November 6, 2015 6:53 pm
The government undertook a “widespread, secret and one-sided consultation” that was “hugely damaging to the UK’s reputation”, according to an anti-corruption campaigner who has released emails revealing that key businesses were polled on whether to alter guidance on the Bribery Act.
Most respondents told the Department of Business, Innovation & Skills that they had no major concerns about the Act. One defence contractor went further on the implications of the consultation.
Thales, the French defence electronic company, said: “This survey seems to be sending out a message that if we eased up on bribery, UK plc would win a few more overseas contracts.”
The company added that the answer to that was: “No, in the vast majority of countries; possibly, in some and for certain, in less than a handful of others. But at what cost to the UK’s reputation,” according to emails published on Friday by Corruption Watch after a Freedom of Information request.
Companies including GSK, currently under investigation by the Serious Fraud Office, and Agusta Westland, where two executives were cleared of corruption last year in Italy, took part in the exercise, according to the emails.

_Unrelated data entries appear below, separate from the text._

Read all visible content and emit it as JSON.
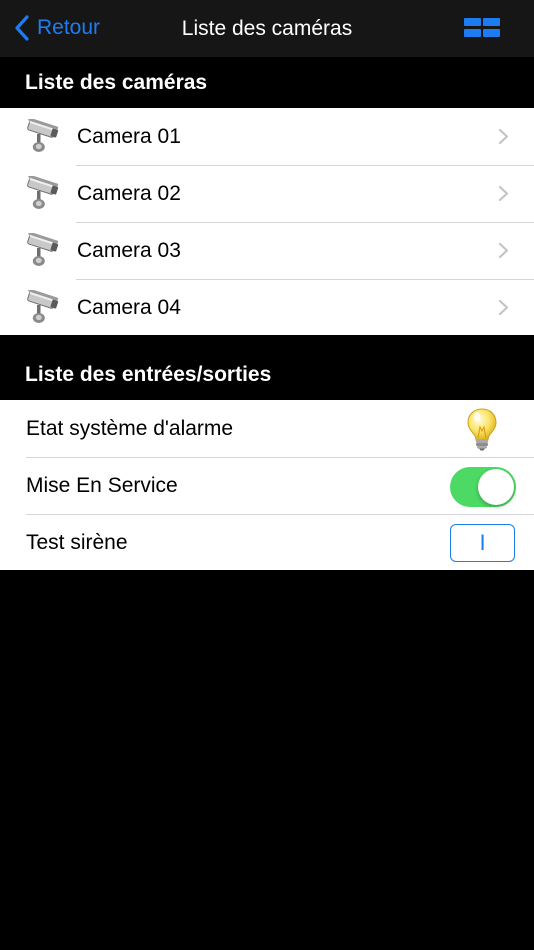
{
  "navbar": {
    "back_label": "Retour",
    "title": "Liste des caméras",
    "back_icon": "chevron-left-icon",
    "grid_icon": "grid-view-icon"
  },
  "cameras_section": {
    "header": "Liste des caméras",
    "items": [
      {
        "label": "Camera 01",
        "icon": "security-camera-icon"
      },
      {
        "label": "Camera 02",
        "icon": "security-camera-icon"
      },
      {
        "label": "Camera 03",
        "icon": "security-camera-icon"
      },
      {
        "label": "Camera 04",
        "icon": "security-camera-icon"
      }
    ]
  },
  "io_section": {
    "header": "Liste des entrées/sorties",
    "alarm_state": {
      "label": "Etat système d'alarme",
      "icon": "lightbulb-icon"
    },
    "mise_en_service": {
      "label": "Mise En Service",
      "toggle_on": true
    },
    "test_siren": {
      "label": "Test sirène",
      "button_label": "I"
    }
  },
  "colors": {
    "accent": "#1e7cf2",
    "toggle_on": "#4cd964",
    "navbar_bg": "#161616",
    "background": "#000000"
  }
}
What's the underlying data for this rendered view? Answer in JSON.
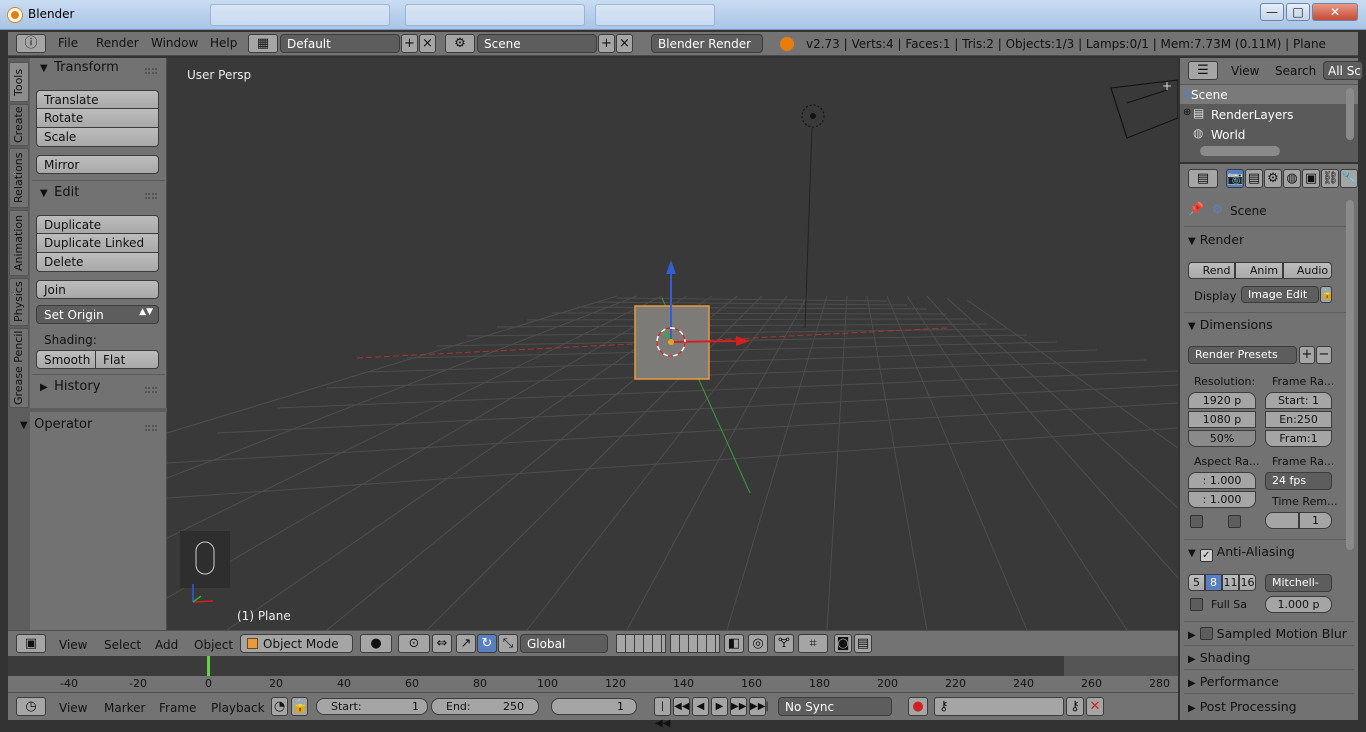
{
  "window": {
    "title": "Blender",
    "background_tabs": [
      "",
      "",
      "",
      ""
    ],
    "btn_minimize": "—",
    "btn_maximize": "□",
    "btn_close": "✕"
  },
  "main_header": {
    "menus": [
      "File",
      "Render",
      "Window",
      "Help"
    ],
    "layout": "Default",
    "scene": "Scene",
    "engine": "Blender Render",
    "stats": "v2.73 | Verts:4 | Faces:1 | Tris:2 | Objects:1/3 | Lamps:0/1 | Mem:7.73M (0.11M) | Plane"
  },
  "toolshelf": {
    "tabs": [
      "Tools",
      "Create",
      "Relations",
      "Animation",
      "Physics",
      "Grease Pencil"
    ],
    "transform": {
      "title": "Transform",
      "buttons": [
        "Translate",
        "Rotate",
        "Scale"
      ],
      "mirror": "Mirror"
    },
    "edit": {
      "title": "Edit",
      "buttons": [
        "Duplicate",
        "Duplicate Linked",
        "Delete"
      ],
      "join": "Join",
      "set_origin": "Set Origin",
      "shading_label": "Shading:",
      "smooth": "Smooth",
      "flat": "Flat"
    },
    "history": "History",
    "operator": "Operator"
  },
  "viewport": {
    "view_label": "User Persp",
    "object_label": "(1) Plane"
  },
  "view_header": {
    "menus": [
      "View",
      "Select",
      "Add",
      "Object"
    ],
    "mode": "Object Mode",
    "orientation": "Global"
  },
  "timeline": {
    "ticks": [
      "-40",
      "-20",
      "0",
      "20",
      "40",
      "60",
      "80",
      "100",
      "120",
      "140",
      "160",
      "180",
      "200",
      "220",
      "240",
      "260",
      "280"
    ],
    "current_frame_marker": 0,
    "menus": [
      "View",
      "Marker",
      "Frame",
      "Playback"
    ],
    "start_label": "Start:",
    "start": "1",
    "end_label": "End:",
    "end": "250",
    "current": "1",
    "sync": "No Sync"
  },
  "outliner": {
    "menus": [
      "View",
      "Search",
      "All Sc"
    ],
    "items": [
      "Scene",
      "RenderLayers",
      "World"
    ]
  },
  "properties": {
    "context": "Scene",
    "render": {
      "title": "Render",
      "rend": "Rend",
      "anim": "Anim",
      "audio": "Audio",
      "display_label": "Display",
      "display": "Image Edit"
    },
    "dimensions": {
      "title": "Dimensions",
      "presets": "Render Presets",
      "resolution_label": "Resolution:",
      "res_x": "1920 p",
      "res_y": "1080 p",
      "res_pct": "50%",
      "frame_range_label": "Frame Ra...",
      "start": "Start: 1",
      "end": "En:250",
      "step": "Fram:1",
      "aspect_label": "Aspect Ra...",
      "aspect_x": ": 1.000",
      "aspect_y": ": 1.000",
      "frame_rate_label": "Frame Ra...",
      "fps": "24 fps",
      "time_remap_label": "Time Rem...",
      "time_remap_new": "1"
    },
    "aa": {
      "title": "Anti-Aliasing",
      "samples": [
        "5",
        "8",
        "11",
        "16"
      ],
      "filter": "Mitchell-",
      "full_sample": "Full Sa",
      "filter_size": "1.000 p"
    },
    "collapsed_sections": [
      "Sampled Motion Blur",
      "Shading",
      "Performance",
      "Post Processing"
    ]
  }
}
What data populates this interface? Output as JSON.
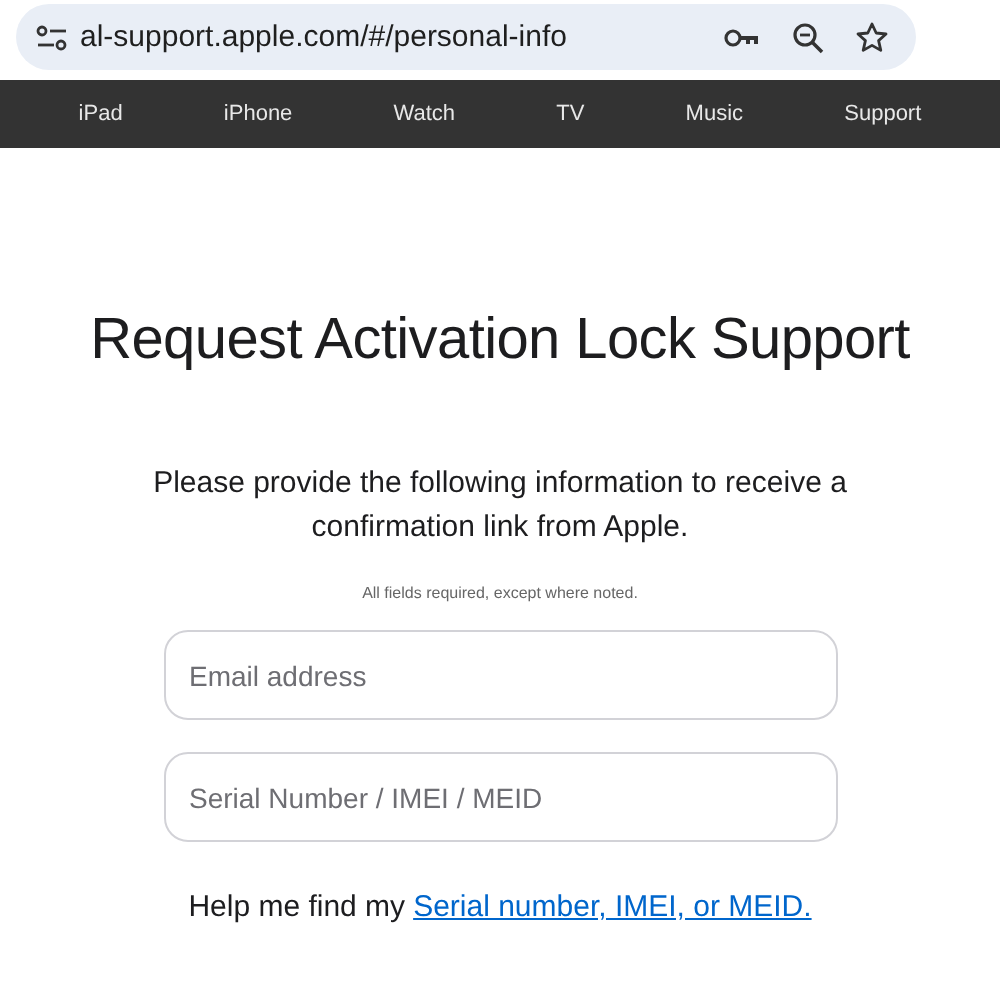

Both companies said they had no concerns about the legislation or guidance.
The most severe criticism was from the Engineering and Machinery Alliance, which represents small and medium-sized companies and called for more pragmatism.
“To think that bribes do not happen in Asia and Arab countries is naive,” it said. “They are an integral, accepted part of doing business in many of these markets and therefore a necessity if you are going to export to these regions.”
The consultation, which was led by the business department and the National Security Council, sought to determine earlier this year whether the Bribery Act could be made “simpler and/or less costly to follow” and whether its implementation “could better support exporters,” according to the emails.
It follows an attempt two years ago to change guidance on the act, which came into force in 2011 and overhauled Britain’s antiquated anti-corruption legislation.
To think that bribes do not happen in Asia and Arab countries is naive. They are an integral, accepted part of doing business in many of these markets– Engineering and Machinery Alliance
The UK was pressured by the OECD group of advanced economies to introduce the legislation after the scandal of BAE Systems, when Downing Street intervened nearly a decade ago in the Serious Fraud Office investigation of alleged corruption in Saudi Arabia.
The consultation follows other efforts to row back on tough reforms. Last month, the government quietly dropped a plan, strongly supported by the SFO, to extend the act to other types of economic crime.
“The government must not let its deregulation agenda derail its anti-corruption efforts, or cave into a small section of the UK business community,” Corruption Watch said.
“This consultation exercise is hugely damaging to the UK’s reputation and the UK must now show it is prepared to put serious political effort into bolstering the Bribery Act.”
The SFO, the main agency that enforces the act, was not informed of the recent consultation. It declined to comment.
The business department said in a statement: “The government is not reviewing the Bribery Act. We are proud of the Bribery Act and serious about tackling corruption